09/02/08 — Pilotless aircraft let the military quickly gather intelligence about hot spots without having to put pilots at risk or wait for the next imaging satellite flyover. But many tasks, both military and civilian, can be accomplished better by teams of Unmanned Aerial Vehicles (UAVs) programmed to collaborate. Multiple autonomous UAVs can cover more ground than a single plane, and with their own smarts, they demand less human attention. To develop this technology, mechanical engineering professor Karl Hedrick co-directs the Center for Collaborative Control of Unmanned Vehicles.

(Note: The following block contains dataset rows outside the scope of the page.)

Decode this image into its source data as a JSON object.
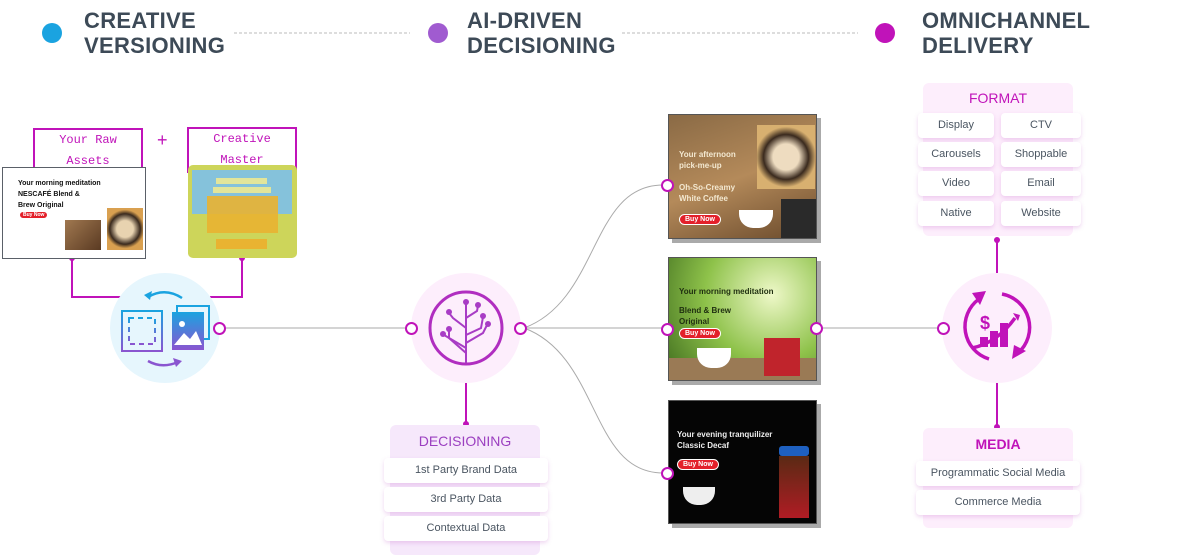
{
  "stages": [
    {
      "title_line1": "CREATIVE",
      "title_line2": "VERSIONING",
      "color": "#1aa3e0"
    },
    {
      "title_line1": "AI-DRIVEN",
      "title_line2": "DECISIONING",
      "color": "#a05bd0"
    },
    {
      "title_line1": "OMNICHANNEL",
      "title_line2": "DELIVERY",
      "color": "#c013b9"
    }
  ],
  "inputs": {
    "raw_assets": "Your Raw Assets",
    "plus": "+",
    "creative_master": "Creative Master"
  },
  "raw_ad": {
    "headline": "Your morning meditation",
    "product": "NESCAFÉ Blend & Brew Original",
    "cta": "Buy Now"
  },
  "ads": [
    {
      "headline": "Your afternoon pick-me-up",
      "product": "Oh-So-Creamy White Coffee",
      "cta": "Buy Now"
    },
    {
      "headline": "Your morning meditation",
      "product": "Blend & Brew Original",
      "cta": "Buy Now"
    },
    {
      "headline": "Your evening tranquilizer",
      "product": "Classic Decaf",
      "cta": "Buy Now"
    }
  ],
  "decisioning": {
    "title": "DECISIONING",
    "items": [
      "1st Party Brand Data",
      "3rd Party Data",
      "Contextual Data"
    ]
  },
  "format": {
    "title": "FORMAT",
    "items": [
      "Display",
      "CTV",
      "Carousels",
      "Shoppable",
      "Video",
      "Email",
      "Native",
      "Website"
    ]
  },
  "media": {
    "title": "MEDIA",
    "items": [
      "Programmatic Social Media",
      "Commerce Media"
    ]
  },
  "icons": [
    "image-versioning-icon",
    "decision-tree-icon",
    "revenue-growth-cycle-icon"
  ]
}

08/02/08 — The topic has become a persistent one in engineering and entrepreneurial circles: Is the United States losing its technological edge? Reports like last month's “America's engineering crisis” on CNBC's Street Signs, on which I had the opportunity to appear with my esteemed colleague Jim Plummer of Stanford, fuel the perception that U.S. engineers are becoming extinct.
08/02/08 — As a student, Chandrakant Patel (B.S.'83 ME) rode the bus every day from the low-income Graystone Hotel in San Francisco's Tenderloin, where he lived, to the verdant UC Berkeley campus, where he studied. Today, a lot has changed for Patel, now a fellow at HP Laboratories in Palo Alto, leading the charge to develop a new generation of energy-efficient data centers.
06/02/08 — Someday, you might read the morning's news headlines on the back of your cereal box. That's the latest possibility demonstrated by the EECS Organic Electronics Group. They have recently been experimenting with zinc oxide, a familiar ingredient in sunblock and diaper cream that has the special properties of working as a semiconductor while also being 93 percent transparent. The researchers already have a palette of inks that can deposit conducting, semiconducting and insulating materials-the building blocks of all solid-state electronics-on a variety of surfaces.
06/02/08 — In Bangladesh last year, Johanna Mathieu saw unmistakable signs of the poisoning afflicting the impoverished country. "Everyone would show us their hands," says the 26-year-old doctoral student in mechanical engineering. The painful and disfiguring sores, blisters and dark spots are telltale indicators of the deadly toll exacted by arsenic-laced water wells. Mathieu is working with an interdisciplinary group to develop a simple, inexpensive process for removing the toxic element from the water supply.
05/02/08 — Computer mice are a weighty matter for BingYune Chen. Chen, a senior who graduates this month in bioengineering, is studying how weight affects the speed, accuracy and ease of use of a computer mouse. “It's a new issue,” says the 22-year-old Chen, who helped conduct a pilot project as an undergraduate researcher at the UCSF–UCB Ergonomics Laboratory, where he is now an employee. While extensive research has been done on the design of computer mice, Chen says, little is known about mouse weight and its impact on performance.
03/02/08 — On February 8, 26-year-old mechanical engineering student Kenneth Armijo hit the road in a unique experiment exploring the use of GPS-equipped cell phones as traffic monitors. Nearly 150 UC Berkeley students were behind-the-wheel participants in the “Mobile Century” test. Navigating a fleet of 100 cars carrying special mobile phones, the student drivers traveled up and down a 10-mile stretch of the Nimitz Freeway for more than seven hours. The result was a computerized map bristling with tiny flags for each car and its velocity, creating a detailed picture of actual traffic conditions.